**What you will do:**
Extract all lines from the data beneath that include the word "this".

**Records to use:**

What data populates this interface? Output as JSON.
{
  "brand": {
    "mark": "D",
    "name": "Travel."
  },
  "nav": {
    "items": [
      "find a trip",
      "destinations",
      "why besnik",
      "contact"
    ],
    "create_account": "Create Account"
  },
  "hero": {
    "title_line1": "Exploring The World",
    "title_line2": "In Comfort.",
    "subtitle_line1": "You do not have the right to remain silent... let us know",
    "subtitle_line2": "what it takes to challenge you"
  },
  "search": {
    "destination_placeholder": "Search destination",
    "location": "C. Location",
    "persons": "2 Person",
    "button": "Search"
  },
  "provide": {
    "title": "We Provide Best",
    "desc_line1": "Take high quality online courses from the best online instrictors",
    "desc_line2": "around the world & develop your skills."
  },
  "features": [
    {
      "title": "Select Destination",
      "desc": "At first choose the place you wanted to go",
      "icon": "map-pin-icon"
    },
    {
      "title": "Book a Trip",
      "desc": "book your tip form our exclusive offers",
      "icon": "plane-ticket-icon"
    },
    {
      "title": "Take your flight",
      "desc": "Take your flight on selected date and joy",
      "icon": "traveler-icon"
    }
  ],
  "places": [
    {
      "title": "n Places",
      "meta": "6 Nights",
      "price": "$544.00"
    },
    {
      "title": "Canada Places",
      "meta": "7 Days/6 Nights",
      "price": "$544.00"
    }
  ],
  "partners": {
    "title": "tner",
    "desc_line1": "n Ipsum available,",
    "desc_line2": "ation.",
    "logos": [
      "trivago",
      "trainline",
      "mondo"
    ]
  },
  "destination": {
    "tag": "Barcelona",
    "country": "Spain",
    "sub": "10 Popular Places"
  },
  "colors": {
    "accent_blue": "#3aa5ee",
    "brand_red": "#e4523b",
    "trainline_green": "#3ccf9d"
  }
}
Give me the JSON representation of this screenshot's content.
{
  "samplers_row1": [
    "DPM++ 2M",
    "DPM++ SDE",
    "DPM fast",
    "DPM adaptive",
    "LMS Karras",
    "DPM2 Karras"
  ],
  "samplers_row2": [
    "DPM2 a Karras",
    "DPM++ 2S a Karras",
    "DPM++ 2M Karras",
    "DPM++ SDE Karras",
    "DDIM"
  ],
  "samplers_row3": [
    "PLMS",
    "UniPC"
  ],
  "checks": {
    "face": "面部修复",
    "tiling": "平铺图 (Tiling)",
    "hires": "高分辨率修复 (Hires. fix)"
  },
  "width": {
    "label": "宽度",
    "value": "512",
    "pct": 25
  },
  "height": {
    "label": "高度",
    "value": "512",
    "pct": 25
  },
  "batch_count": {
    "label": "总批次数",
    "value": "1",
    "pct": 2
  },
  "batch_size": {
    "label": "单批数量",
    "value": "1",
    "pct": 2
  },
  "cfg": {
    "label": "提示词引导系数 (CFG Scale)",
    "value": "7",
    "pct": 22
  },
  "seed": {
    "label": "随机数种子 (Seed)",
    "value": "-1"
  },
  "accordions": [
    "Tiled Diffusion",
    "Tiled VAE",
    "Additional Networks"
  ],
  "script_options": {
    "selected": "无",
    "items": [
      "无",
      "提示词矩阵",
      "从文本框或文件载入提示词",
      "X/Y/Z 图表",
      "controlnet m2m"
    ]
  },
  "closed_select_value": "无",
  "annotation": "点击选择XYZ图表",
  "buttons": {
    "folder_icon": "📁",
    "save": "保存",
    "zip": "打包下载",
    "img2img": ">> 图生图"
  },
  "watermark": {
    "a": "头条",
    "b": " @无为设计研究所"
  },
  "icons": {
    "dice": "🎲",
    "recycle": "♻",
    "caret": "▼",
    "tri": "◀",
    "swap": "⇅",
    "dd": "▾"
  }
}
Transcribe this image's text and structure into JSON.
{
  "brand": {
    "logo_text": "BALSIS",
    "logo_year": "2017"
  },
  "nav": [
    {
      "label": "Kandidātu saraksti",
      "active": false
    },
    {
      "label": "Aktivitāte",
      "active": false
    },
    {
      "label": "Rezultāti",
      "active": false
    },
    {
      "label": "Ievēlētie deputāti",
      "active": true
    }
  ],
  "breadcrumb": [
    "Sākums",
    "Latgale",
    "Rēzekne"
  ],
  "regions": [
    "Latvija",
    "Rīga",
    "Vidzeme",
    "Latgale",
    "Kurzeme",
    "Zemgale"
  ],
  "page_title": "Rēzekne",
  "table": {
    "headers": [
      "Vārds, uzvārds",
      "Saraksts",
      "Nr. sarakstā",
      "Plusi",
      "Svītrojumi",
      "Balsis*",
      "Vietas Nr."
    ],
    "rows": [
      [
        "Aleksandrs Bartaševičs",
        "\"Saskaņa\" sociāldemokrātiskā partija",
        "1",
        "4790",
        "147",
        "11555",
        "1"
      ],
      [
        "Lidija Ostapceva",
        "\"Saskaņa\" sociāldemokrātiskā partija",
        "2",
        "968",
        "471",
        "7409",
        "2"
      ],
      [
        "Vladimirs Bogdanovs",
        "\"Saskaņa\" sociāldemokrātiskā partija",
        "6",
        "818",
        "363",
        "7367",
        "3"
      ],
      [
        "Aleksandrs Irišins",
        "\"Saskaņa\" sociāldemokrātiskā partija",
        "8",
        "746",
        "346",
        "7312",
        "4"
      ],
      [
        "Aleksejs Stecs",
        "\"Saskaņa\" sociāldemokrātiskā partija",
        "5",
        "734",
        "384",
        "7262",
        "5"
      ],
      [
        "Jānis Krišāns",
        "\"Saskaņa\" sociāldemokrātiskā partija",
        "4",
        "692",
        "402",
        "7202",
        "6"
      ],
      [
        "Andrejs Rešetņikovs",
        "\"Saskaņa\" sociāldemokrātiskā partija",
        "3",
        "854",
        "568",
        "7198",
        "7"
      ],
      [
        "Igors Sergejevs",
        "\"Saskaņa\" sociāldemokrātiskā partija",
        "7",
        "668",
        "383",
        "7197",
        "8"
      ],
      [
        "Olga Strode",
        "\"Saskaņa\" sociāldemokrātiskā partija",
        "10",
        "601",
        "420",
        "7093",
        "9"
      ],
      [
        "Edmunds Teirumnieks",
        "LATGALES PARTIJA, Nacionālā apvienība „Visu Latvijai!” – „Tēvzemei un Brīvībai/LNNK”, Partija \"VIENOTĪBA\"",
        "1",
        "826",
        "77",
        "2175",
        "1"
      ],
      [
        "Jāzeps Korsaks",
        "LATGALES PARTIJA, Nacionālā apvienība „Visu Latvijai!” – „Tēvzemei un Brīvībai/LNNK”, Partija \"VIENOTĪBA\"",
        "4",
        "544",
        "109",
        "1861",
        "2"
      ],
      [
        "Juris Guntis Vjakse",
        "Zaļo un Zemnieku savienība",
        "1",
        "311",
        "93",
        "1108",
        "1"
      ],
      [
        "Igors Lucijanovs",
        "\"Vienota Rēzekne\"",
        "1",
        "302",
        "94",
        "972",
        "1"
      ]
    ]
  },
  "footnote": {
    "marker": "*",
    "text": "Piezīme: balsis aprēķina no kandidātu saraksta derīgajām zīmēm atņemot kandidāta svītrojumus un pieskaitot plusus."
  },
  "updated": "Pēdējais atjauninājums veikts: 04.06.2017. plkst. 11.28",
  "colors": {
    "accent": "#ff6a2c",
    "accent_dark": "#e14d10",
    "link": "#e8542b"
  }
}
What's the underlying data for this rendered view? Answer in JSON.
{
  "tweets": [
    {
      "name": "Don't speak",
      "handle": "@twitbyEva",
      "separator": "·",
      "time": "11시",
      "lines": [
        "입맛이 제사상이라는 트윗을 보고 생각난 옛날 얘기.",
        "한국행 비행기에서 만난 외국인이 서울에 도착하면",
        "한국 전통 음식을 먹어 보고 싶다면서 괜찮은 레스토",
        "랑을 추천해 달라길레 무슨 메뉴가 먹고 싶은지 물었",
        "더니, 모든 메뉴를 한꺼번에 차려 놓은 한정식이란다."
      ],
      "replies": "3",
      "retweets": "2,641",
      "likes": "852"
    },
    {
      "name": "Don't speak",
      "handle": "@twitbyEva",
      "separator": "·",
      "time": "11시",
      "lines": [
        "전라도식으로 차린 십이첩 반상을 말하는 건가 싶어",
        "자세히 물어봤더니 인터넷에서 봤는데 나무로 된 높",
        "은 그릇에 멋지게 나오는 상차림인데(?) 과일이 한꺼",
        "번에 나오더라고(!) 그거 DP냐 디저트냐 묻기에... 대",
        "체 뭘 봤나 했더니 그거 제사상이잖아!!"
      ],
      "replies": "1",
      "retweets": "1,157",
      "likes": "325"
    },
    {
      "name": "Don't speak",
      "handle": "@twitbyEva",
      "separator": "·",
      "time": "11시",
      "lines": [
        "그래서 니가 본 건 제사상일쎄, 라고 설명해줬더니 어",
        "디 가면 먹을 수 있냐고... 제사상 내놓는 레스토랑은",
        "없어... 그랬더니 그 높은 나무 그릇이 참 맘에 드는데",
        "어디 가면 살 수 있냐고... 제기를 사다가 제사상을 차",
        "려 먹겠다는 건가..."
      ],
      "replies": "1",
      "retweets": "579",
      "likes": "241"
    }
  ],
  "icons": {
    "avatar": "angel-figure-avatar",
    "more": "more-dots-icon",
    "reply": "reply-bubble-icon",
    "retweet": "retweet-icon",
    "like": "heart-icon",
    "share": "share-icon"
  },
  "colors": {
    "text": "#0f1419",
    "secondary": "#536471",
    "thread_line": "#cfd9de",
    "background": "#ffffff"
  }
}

**Solution to the problem:**
What data populates this interface? Output as JSON.
Give me the JSON representation of this screenshot's content.
Transcribe this image's text and structure into JSON.
What's the underlying data for this rendered view? Answer in JSON.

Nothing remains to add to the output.